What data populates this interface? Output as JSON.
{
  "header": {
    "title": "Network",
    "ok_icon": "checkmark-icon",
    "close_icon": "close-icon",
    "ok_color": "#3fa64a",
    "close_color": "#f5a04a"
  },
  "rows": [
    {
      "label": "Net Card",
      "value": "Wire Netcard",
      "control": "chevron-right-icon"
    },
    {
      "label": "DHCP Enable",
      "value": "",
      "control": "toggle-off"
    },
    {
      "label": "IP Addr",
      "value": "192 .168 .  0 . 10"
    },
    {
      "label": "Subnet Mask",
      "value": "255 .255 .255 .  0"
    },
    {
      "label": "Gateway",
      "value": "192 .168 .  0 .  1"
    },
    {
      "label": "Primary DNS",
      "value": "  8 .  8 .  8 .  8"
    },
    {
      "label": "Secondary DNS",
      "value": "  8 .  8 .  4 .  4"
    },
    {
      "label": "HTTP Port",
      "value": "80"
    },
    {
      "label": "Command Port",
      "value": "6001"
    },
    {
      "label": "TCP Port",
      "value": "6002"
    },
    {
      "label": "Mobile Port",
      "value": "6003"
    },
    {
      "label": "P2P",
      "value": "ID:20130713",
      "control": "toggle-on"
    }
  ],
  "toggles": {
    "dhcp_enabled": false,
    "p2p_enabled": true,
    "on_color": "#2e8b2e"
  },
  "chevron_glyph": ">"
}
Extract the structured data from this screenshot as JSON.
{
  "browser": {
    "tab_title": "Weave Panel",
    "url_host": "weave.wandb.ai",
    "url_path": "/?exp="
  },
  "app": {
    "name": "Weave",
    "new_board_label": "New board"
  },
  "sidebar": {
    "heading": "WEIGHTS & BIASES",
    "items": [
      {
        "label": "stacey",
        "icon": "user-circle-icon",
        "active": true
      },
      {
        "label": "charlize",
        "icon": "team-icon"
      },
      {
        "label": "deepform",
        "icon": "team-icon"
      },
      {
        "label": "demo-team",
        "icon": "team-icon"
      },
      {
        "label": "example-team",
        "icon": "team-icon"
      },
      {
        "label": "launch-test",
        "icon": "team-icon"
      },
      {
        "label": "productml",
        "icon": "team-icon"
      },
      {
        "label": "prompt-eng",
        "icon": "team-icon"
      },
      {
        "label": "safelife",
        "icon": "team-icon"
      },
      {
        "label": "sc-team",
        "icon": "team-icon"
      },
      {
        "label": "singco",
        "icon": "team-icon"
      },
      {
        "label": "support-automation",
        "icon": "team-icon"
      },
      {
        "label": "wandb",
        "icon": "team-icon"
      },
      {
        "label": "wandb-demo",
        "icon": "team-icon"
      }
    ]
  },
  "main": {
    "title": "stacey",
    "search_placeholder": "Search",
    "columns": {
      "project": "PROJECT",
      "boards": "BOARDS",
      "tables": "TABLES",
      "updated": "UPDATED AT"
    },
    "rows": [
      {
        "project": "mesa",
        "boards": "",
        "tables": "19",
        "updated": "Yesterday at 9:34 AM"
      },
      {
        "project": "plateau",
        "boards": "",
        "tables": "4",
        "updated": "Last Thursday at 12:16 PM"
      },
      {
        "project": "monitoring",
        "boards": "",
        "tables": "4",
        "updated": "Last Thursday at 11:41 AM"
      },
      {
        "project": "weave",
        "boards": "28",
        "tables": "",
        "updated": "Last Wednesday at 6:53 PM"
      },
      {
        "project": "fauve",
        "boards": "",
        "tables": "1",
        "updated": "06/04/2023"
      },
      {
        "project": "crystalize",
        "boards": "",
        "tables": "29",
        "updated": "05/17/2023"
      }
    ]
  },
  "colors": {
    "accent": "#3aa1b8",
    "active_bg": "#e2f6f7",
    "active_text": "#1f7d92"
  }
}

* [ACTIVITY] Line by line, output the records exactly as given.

* [RESULT]
What data populates this interface? Output as JSON.
{
  "header": {
    "title": "Network",
    "ok_icon": "checkmark-icon",
    "close_icon": "close-icon",
    "ok_color": "#3fa64a",
    "close_color": "#f5a04a"
  },
  "rows": [
    {
      "label": "Net Card",
      "value": "Wire Netcard",
      "control": "chevron-right-icon"
    },
    {
      "label": "DHCP Enable",
      "value": "",
      "control": "toggle-off"
    },
    {
      "label": "IP Addr",
      "value": "192 .168 .  0 . 10"
    },
    {
      "label": "Subnet Mask",
      "value": "255 .255 .255 .  0"
    },
    {
      "label": "Gateway",
      "value": "192 .168 .  0 .  1"
    },
    {
      "label": "Primary DNS",
      "value": "  8 .  8 .  8 .  8"
    },
    {
      "label": "Secondary DNS",
      "value": "  8 .  8 .  4 .  4"
    },
    {
      "label": "HTTP Port",
      "value": "80"
    },
    {
      "label": "Command Port",
      "value": "6001"
    },
    {
      "label": "TCP Port",
      "value": "6002"
    },
    {
      "label": "Mobile Port",
      "value": "6003"
    },
    {
      "label": "P2P",
      "value": "ID:20130713",
      "control": "toggle-on"
    }
  ],
  "toggles": {
    "dhcp_enabled": false,
    "p2p_enabled": true,
    "on_color": "#2e8b2e"
  },
  "chevron_glyph": ">"
}
Extract the structured data from this screenshot as JSON.
{
  "browser": {
    "tab_title": "Weave Panel",
    "url_host": "weave.wandb.ai",
    "url_path": "/?exp="
  },
  "app": {
    "name": "Weave",
    "new_board_label": "New board"
  },
  "sidebar": {
    "heading": "WEIGHTS & BIASES",
    "items": [
      {
        "label": "stacey",
        "icon": "user-circle-icon",
        "active": true
      },
      {
        "label": "charlize",
        "icon": "team-icon"
      },
      {
        "label": "deepform",
        "icon": "team-icon"
      },
      {
        "label": "demo-team",
        "icon": "team-icon"
      },
      {
        "label": "example-team",
        "icon": "team-icon"
      },
      {
        "label": "launch-test",
        "icon": "team-icon"
      },
      {
        "label": "productml",
        "icon": "team-icon"
      },
      {
        "label": "prompt-eng",
        "icon": "team-icon"
      },
      {
        "label": "safelife",
        "icon": "team-icon"
      },
      {
        "label": "sc-team",
        "icon": "team-icon"
      },
      {
        "label": "singco",
        "icon": "team-icon"
      },
      {
        "label": "support-automation",
        "icon": "team-icon"
      },
      {
        "label": "wandb",
        "icon": "team-icon"
      },
      {
        "label": "wandb-demo",
        "icon": "team-icon"
      }
    ]
  },
  "main": {
    "title": "stacey",
    "search_placeholder": "Search",
    "columns": {
      "project": "PROJECT",
      "boards": "BOARDS",
      "tables": "TABLES",
      "updated": "UPDATED AT"
    },
    "rows": [
      {
        "project": "mesa",
        "boards": "",
        "tables": "19",
        "updated": "Yesterday at 9:34 AM"
      },
      {
        "project": "plateau",
        "boards": "",
        "tables": "4",
        "updated": "Last Thursday at 12:16 PM"
      },
      {
        "project": "monitoring",
        "boards": "",
        "tables": "4",
        "updated": "Last Thursday at 11:41 AM"
      },
      {
        "project": "weave",
        "boards": "28",
        "tables": "",
        "updated": "Last Wednesday at 6:53 PM"
      },
      {
        "project": "fauve",
        "boards": "",
        "tables": "1",
        "updated": "06/04/2023"
      },
      {
        "project": "crystalize",
        "boards": "",
        "tables": "29",
        "updated": "05/17/2023"
      }
    ]
  },
  "colors": {
    "accent": "#3aa1b8",
    "active_bg": "#e2f6f7",
    "active_text": "#1f7d92"
  }
}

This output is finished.